Among the most important innovations in the history of life is the transition from single-celled organisms to more complex, multicellular organisms. Multicellularity has evolved repeatedly across the tree of life, resulting in the evolution of new kinds of organisms that collectively constitute a significant portion of Earth’s biodiversity and have transformed the biosphere. This volume examines the origins and subsequent evolution of multicellularity, reviewing the types of multicellular groups that exist, their evolutionary relationships, the processes that led to their evolution, and the conceptual frameworks in which their evolution is understood. This important volume is intended to serve as a jumping-off point, stimulating further research by summarizing the topics that students and researchers of the evolution of multicellularity should be familiar with, and highlighting future research directions for the field.
Table of Contents
1. Introduction: the evolution of multicellularity in context. 2. Getting at the basics of multicellularity. 3. Multi-level selection of the individual organism. 4. Life cycles as a central organizing theme for studying multicellularity. 5. Eukaryote aggregative multicellularity – phylogenetic distribution and a case study of its proximate and ultimate cause in Dictyostelia. 6. Group transformation: On the evolution of aggregative multicellularity. 7. Group Maintenance in Aggregative Multicellularity. 8. Group transformation: fruiting body and stalk formation. 9. Phylogenetics of clonal multicellularity. 10. Group formation: hypotheses for the evolution of clonal multicellularity. 11. Group maintenance in clonal multicellularity: Controlling intra-organismal evolution. 12. Group transformation: life history tradeoffs, division of labor and evolutionary transitions in individuality. 13. The single-celled ancestors of animals: a history of hypotheses. 14. Convergent evolution of complex multicellularity in fungi. 15. Genetic and developmental mechanisms of cellular differentiation in algae. 16. The Evolution of Complex Multicellularity in Streptophytes. 17. Multi-species multicellular life cycles. 18. Conclusion: The future of multicellularity research. Index.
Matthew D. Herron is a Senior Research Scientist in the School of Biology at the Georgia Institute of Technology. He received his PhD from the University of Arizona and held postdoctoral positions at the University of British Columbia, the NASA Astrobiology Institute, and the University of Montana. He has authored or co-authored dozens of peer reviewed scientific papers.
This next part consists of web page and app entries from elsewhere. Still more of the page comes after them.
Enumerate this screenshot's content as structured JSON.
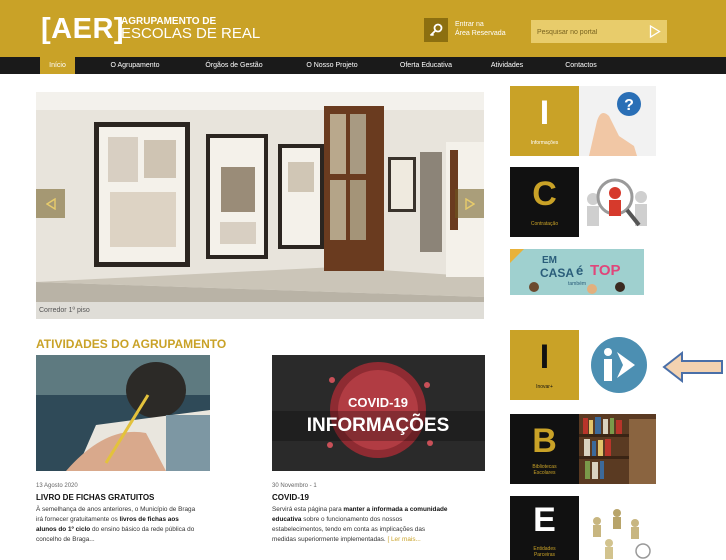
{
  "header": {
    "logo_mark": "[AER]",
    "logo_line1": "AGRUPAMENTO DE",
    "logo_line2": "ESCOLAS DE REAL",
    "reserved_line1": "Entrar na",
    "reserved_line2": "Área Reservada",
    "search_placeholder": "Pesquisar no portal",
    "colors": {
      "brand": "#c9a227",
      "nav": "#1a1a1a"
    }
  },
  "nav": {
    "items": [
      {
        "label": "Início",
        "active": true
      },
      {
        "label": "O Agrupamento"
      },
      {
        "label": "Órgãos de Gestão"
      },
      {
        "label": "O Nosso Projeto"
      },
      {
        "label": "Oferta Educativa"
      },
      {
        "label": "Atividades"
      },
      {
        "label": "Contactos"
      }
    ]
  },
  "slider": {
    "caption": "Corredor 1º piso"
  },
  "activities": {
    "title": "ATIVIDADES DO AGRUPAMENTO",
    "items": [
      {
        "date": "13 Agosto 2020",
        "title": "LIVRO DE FICHAS GRATUITOS",
        "text_a": "À semelhança de anos anteriores, o Município de Braga",
        "text_b": "irá fornecer gratuitamente os ",
        "text_b_bold": "livros de fichas aos",
        "text_c_bold": "alunos do 1º ciclo",
        "text_c": " do ensino básico da rede pública do",
        "text_d": "concelho de Braga..."
      },
      {
        "date": "30 Novembro - 1",
        "title": "COVID-19",
        "banner_line1": "COVID-19",
        "banner_line2": "INFORMAÇÕES",
        "text_a": "Servirá esta página para ",
        "text_a_bold": "manter a informada a comunidade",
        "text_b_bold": "educativa",
        "text_b": " sobre o funcionamento dos nossos",
        "text_c": "estabelecimentos, tendo em conta as implicações das",
        "text_d": "medidas superiormente implementadas. ",
        "more": "[ Ler mais..."
      }
    ]
  },
  "sidebar": {
    "tiles": [
      {
        "letter": "I",
        "label": "Informações"
      },
      {
        "letter": "C",
        "label": "Contratação"
      },
      {
        "banner_em": "EM",
        "banner_casa": "CASA",
        "banner_e": "é",
        "banner_top": "TOP",
        "banner_tambem": "também"
      },
      {
        "letter": "I",
        "label": "Inovar+"
      },
      {
        "letter": "B",
        "label1": "Bibliotecas",
        "label2": "Escolares"
      },
      {
        "letter": "E",
        "label1": "Entidades",
        "label2": "Parceiras"
      }
    ]
  }
}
William C. Ratcliff is an Associate Professor in School of Biological Sciences at the Georgia Institute of Technology, where he co-directs the Interdisciplinary Graduate Program in Quantitative Biosciences. He received his PhD from the University of Minnesota. At Tech, he leads a research group that examines the evolution of multicellularity through directed evolution, synthetic biology, and mathematical modeling.
Peter L. Conlin is a Postdoctoral Researcher in the School of Biological Sciences at the Georgia Institute of Technology. He received his PhD from the University of Washington. He has authored or co-authored several peer reviewed scientific papers.